→ **WHAT THE EXERCISE ASKS**: Please copy each line of the data that includes the string "Helpdesk".

→ **MATERIAL TO PROCESS**:
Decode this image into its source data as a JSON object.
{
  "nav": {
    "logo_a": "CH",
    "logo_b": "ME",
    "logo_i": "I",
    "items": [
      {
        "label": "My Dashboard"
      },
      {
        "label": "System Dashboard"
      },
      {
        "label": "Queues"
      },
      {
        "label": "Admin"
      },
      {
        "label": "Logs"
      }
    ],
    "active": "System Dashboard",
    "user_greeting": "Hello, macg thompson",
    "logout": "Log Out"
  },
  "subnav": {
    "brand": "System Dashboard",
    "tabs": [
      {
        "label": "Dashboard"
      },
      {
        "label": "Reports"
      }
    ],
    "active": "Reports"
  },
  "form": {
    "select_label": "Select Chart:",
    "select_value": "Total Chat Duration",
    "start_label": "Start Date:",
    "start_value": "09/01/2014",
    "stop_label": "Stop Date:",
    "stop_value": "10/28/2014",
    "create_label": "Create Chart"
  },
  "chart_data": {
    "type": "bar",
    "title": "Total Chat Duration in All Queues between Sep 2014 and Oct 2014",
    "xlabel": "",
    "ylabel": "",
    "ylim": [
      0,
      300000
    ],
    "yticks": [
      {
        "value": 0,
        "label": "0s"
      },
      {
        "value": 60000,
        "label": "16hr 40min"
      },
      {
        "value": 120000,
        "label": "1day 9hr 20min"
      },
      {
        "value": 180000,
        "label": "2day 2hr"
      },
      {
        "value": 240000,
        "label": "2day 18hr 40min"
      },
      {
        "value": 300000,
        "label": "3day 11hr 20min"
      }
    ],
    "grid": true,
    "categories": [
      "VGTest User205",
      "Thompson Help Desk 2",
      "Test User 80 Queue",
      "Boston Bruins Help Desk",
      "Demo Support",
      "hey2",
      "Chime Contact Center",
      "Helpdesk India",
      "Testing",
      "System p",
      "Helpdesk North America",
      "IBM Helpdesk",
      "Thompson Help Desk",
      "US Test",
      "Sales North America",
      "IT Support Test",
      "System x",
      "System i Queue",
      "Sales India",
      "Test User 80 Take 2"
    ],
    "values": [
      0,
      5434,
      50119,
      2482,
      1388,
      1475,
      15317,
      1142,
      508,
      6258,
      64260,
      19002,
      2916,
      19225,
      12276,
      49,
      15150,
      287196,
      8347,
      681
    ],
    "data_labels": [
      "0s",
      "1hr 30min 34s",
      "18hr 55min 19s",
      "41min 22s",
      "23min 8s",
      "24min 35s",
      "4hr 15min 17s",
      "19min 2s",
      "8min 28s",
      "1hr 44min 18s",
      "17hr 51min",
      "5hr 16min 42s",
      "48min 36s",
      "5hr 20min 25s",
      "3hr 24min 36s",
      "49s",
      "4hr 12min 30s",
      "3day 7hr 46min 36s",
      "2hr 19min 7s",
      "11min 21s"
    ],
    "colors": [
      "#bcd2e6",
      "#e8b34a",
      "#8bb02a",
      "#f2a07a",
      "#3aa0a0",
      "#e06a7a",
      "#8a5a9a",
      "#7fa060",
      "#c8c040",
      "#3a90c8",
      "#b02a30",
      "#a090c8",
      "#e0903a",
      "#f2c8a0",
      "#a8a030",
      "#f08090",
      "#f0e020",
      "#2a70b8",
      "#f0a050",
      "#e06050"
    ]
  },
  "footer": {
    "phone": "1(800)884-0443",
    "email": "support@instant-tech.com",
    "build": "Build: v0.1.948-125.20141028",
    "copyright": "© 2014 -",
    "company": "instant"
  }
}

→ **ANSWER**:
      "Helpdesk India",
      "Helpdesk North America",
      "IBM Helpdesk",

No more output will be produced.